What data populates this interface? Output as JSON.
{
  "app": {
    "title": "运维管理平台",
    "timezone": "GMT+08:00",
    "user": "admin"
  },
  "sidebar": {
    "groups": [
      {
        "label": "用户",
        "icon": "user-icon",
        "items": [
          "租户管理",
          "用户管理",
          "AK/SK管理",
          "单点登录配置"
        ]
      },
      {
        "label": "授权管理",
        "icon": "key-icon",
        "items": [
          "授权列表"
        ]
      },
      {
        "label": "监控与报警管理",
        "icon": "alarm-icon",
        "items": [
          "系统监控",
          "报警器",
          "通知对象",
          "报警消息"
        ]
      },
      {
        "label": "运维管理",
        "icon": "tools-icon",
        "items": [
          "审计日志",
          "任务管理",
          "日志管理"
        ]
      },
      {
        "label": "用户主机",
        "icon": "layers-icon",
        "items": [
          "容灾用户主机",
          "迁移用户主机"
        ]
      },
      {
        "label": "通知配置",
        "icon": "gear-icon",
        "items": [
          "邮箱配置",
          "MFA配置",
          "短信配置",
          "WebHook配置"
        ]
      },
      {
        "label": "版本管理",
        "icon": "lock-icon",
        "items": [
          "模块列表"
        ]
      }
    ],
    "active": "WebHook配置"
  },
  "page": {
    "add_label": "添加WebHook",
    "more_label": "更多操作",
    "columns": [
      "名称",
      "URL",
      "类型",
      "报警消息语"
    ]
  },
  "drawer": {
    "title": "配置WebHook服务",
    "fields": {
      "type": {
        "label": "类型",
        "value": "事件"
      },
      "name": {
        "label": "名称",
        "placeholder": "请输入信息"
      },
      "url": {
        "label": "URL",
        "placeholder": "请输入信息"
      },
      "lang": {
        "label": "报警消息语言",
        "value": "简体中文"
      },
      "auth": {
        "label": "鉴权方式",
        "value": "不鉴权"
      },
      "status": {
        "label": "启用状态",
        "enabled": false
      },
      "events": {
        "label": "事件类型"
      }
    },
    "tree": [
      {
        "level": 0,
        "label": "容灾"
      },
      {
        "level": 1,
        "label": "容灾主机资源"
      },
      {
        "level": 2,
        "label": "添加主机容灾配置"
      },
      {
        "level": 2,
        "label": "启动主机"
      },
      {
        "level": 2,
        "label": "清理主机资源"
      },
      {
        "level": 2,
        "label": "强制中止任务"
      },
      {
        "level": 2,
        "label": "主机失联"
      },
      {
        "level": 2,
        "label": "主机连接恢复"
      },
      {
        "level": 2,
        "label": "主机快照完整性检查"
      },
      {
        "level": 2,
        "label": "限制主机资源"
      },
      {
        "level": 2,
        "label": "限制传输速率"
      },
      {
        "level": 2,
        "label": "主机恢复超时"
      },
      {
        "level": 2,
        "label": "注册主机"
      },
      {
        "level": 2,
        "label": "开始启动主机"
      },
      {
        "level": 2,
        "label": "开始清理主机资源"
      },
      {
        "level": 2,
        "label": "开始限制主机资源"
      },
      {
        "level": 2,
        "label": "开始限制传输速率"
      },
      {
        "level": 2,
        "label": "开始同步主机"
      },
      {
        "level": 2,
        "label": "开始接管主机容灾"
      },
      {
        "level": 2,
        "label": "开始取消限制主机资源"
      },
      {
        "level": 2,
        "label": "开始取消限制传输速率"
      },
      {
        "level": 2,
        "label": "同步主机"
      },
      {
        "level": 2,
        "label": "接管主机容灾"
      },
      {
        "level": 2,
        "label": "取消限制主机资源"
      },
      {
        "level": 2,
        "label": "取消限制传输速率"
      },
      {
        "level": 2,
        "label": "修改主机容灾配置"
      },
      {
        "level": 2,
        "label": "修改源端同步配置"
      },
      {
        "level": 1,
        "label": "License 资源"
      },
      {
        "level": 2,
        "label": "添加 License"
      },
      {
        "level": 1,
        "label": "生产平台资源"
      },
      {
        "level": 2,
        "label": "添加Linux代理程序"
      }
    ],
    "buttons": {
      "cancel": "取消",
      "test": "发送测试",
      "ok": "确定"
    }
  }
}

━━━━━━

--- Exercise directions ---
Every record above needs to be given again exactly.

--- Solution to the problem ---
What data populates this interface? Output as JSON.
{
  "app": {
    "title": "运维管理平台",
    "timezone": "GMT+08:00",
    "user": "admin"
  },
  "sidebar": {
    "groups": [
      {
        "label": "用户",
        "icon": "user-icon",
        "items": [
          "租户管理",
          "用户管理",
          "AK/SK管理",
          "单点登录配置"
        ]
      },
      {
        "label": "授权管理",
        "icon": "key-icon",
        "items": [
          "授权列表"
        ]
      },
      {
        "label": "监控与报警管理",
        "icon": "alarm-icon",
        "items": [
          "系统监控",
          "报警器",
          "通知对象",
          "报警消息"
        ]
      },
      {
        "label": "运维管理",
        "icon": "tools-icon",
        "items": [
          "审计日志",
          "任务管理",
          "日志管理"
        ]
      },
      {
        "label": "用户主机",
        "icon": "layers-icon",
        "items": [
          "容灾用户主机",
          "迁移用户主机"
        ]
      },
      {
        "label": "通知配置",
        "icon": "gear-icon",
        "items": [
          "邮箱配置",
          "MFA配置",
          "短信配置",
          "WebHook配置"
        ]
      },
      {
        "label": "版本管理",
        "icon": "lock-icon",
        "items": [
          "模块列表"
        ]
      }
    ],
    "active": "WebHook配置"
  },
  "page": {
    "add_label": "添加WebHook",
    "more_label": "更多操作",
    "columns": [
      "名称",
      "URL",
      "类型",
      "报警消息语"
    ]
  },
  "drawer": {
    "title": "配置WebHook服务",
    "fields": {
      "type": {
        "label": "类型",
        "value": "事件"
      },
      "name": {
        "label": "名称",
        "placeholder": "请输入信息"
      },
      "url": {
        "label": "URL",
        "placeholder": "请输入信息"
      },
      "lang": {
        "label": "报警消息语言",
        "value": "简体中文"
      },
      "auth": {
        "label": "鉴权方式",
        "value": "不鉴权"
      },
      "status": {
        "label": "启用状态",
        "enabled": false
      },
      "events": {
        "label": "事件类型"
      }
    },
    "tree": [
      {
        "level": 0,
        "label": "容灾"
      },
      {
        "level": 1,
        "label": "容灾主机资源"
      },
      {
        "level": 2,
        "label": "添加主机容灾配置"
      },
      {
        "level": 2,
        "label": "启动主机"
      },
      {
        "level": 2,
        "label": "清理主机资源"
      },
      {
        "level": 2,
        "label": "强制中止任务"
      },
      {
        "level": 2,
        "label": "主机失联"
      },
      {
        "level": 2,
        "label": "主机连接恢复"
      },
      {
        "level": 2,
        "label": "主机快照完整性检查"
      },
      {
        "level": 2,
        "label": "限制主机资源"
      },
      {
        "level": 2,
        "label": "限制传输速率"
      },
      {
        "level": 2,
        "label": "主机恢复超时"
      },
      {
        "level": 2,
        "label": "注册主机"
      },
      {
        "level": 2,
        "label": "开始启动主机"
      },
      {
        "level": 2,
        "label": "开始清理主机资源"
      },
      {
        "level": 2,
        "label": "开始限制主机资源"
      },
      {
        "level": 2,
        "label": "开始限制传输速率"
      },
      {
        "level": 2,
        "label": "开始同步主机"
      },
      {
        "level": 2,
        "label": "开始接管主机容灾"
      },
      {
        "level": 2,
        "label": "开始取消限制主机资源"
      },
      {
        "level": 2,
        "label": "开始取消限制传输速率"
      },
      {
        "level": 2,
        "label": "同步主机"
      },
      {
        "level": 2,
        "label": "接管主机容灾"
      },
      {
        "level": 2,
        "label": "取消限制主机资源"
      },
      {
        "level": 2,
        "label": "取消限制传输速率"
      },
      {
        "level": 2,
        "label": "修改主机容灾配置"
      },
      {
        "level": 2,
        "label": "修改源端同步配置"
      },
      {
        "level": 1,
        "label": "License 资源"
      },
      {
        "level": 2,
        "label": "添加 License"
      },
      {
        "level": 1,
        "label": "生产平台资源"
      },
      {
        "level": 2,
        "label": "添加Linux代理程序"
      }
    ],
    "buttons": {
      "cancel": "取消",
      "test": "发送测试",
      "ok": "确定"
    }
  }
}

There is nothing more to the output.